[[ EXERCISE DATA open ]]
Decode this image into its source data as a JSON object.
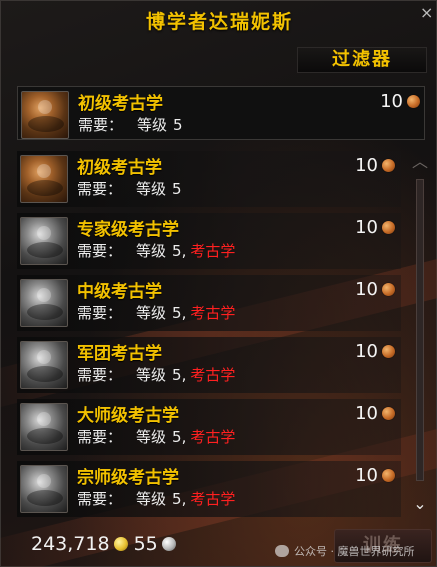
{
  "window": {
    "title": "博学者达瑞妮斯",
    "close_glyph": "×"
  },
  "filter": {
    "label": "过滤器"
  },
  "featured": {
    "name": "初级考古学",
    "req_label": "需要：",
    "level_label": "等级",
    "level": "5",
    "cost": "10",
    "icon": "archaeology-icon"
  },
  "recipes": [
    {
      "name": "初级考古学",
      "req_label": "需要：",
      "level_label": "等级",
      "level": "5",
      "sep": "",
      "missing": "",
      "cost": "10",
      "tint": "color"
    },
    {
      "name": "专家级考古学",
      "req_label": "需要：",
      "level_label": "等级",
      "level": "5",
      "sep": ",",
      "missing": "考古学",
      "cost": "10",
      "tint": "gray"
    },
    {
      "name": "中级考古学",
      "req_label": "需要：",
      "level_label": "等级",
      "level": "5",
      "sep": ",",
      "missing": "考古学",
      "cost": "10",
      "tint": "gray"
    },
    {
      "name": "军团考古学",
      "req_label": "需要：",
      "level_label": "等级",
      "level": "5",
      "sep": ",",
      "missing": "考古学",
      "cost": "10",
      "tint": "gray"
    },
    {
      "name": "大师级考古学",
      "req_label": "需要：",
      "level_label": "等级",
      "level": "5",
      "sep": ",",
      "missing": "考古学",
      "cost": "10",
      "tint": "gray"
    },
    {
      "name": "宗师级考古学",
      "req_label": "需要：",
      "level_label": "等级",
      "level": "5",
      "sep": ",",
      "missing": "考古学",
      "cost": "10",
      "tint": "gray"
    }
  ],
  "scrollbar": {
    "up_glyph": "︿",
    "down_glyph": "⌄"
  },
  "money": {
    "gold": "243,718",
    "silver": "55"
  },
  "train": {
    "label": "训练"
  },
  "watermark": {
    "text": "公众号 · 魔兽世界研究所"
  },
  "colors": {
    "title_gold": "#f2c100",
    "requirement_missing": "#ff2020",
    "copper_coin": "#c56a26"
  }
}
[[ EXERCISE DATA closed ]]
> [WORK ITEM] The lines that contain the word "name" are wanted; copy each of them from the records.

> [RESULT OF THE TASK]
    "name": "初级考古学",
      "name": "初级考古学",
      "name": "专家级考古学",
      "name": "中级考古学",
      "name": "军团考古学",
      "name": "大师级考古学",
      "name": "宗师级考古学",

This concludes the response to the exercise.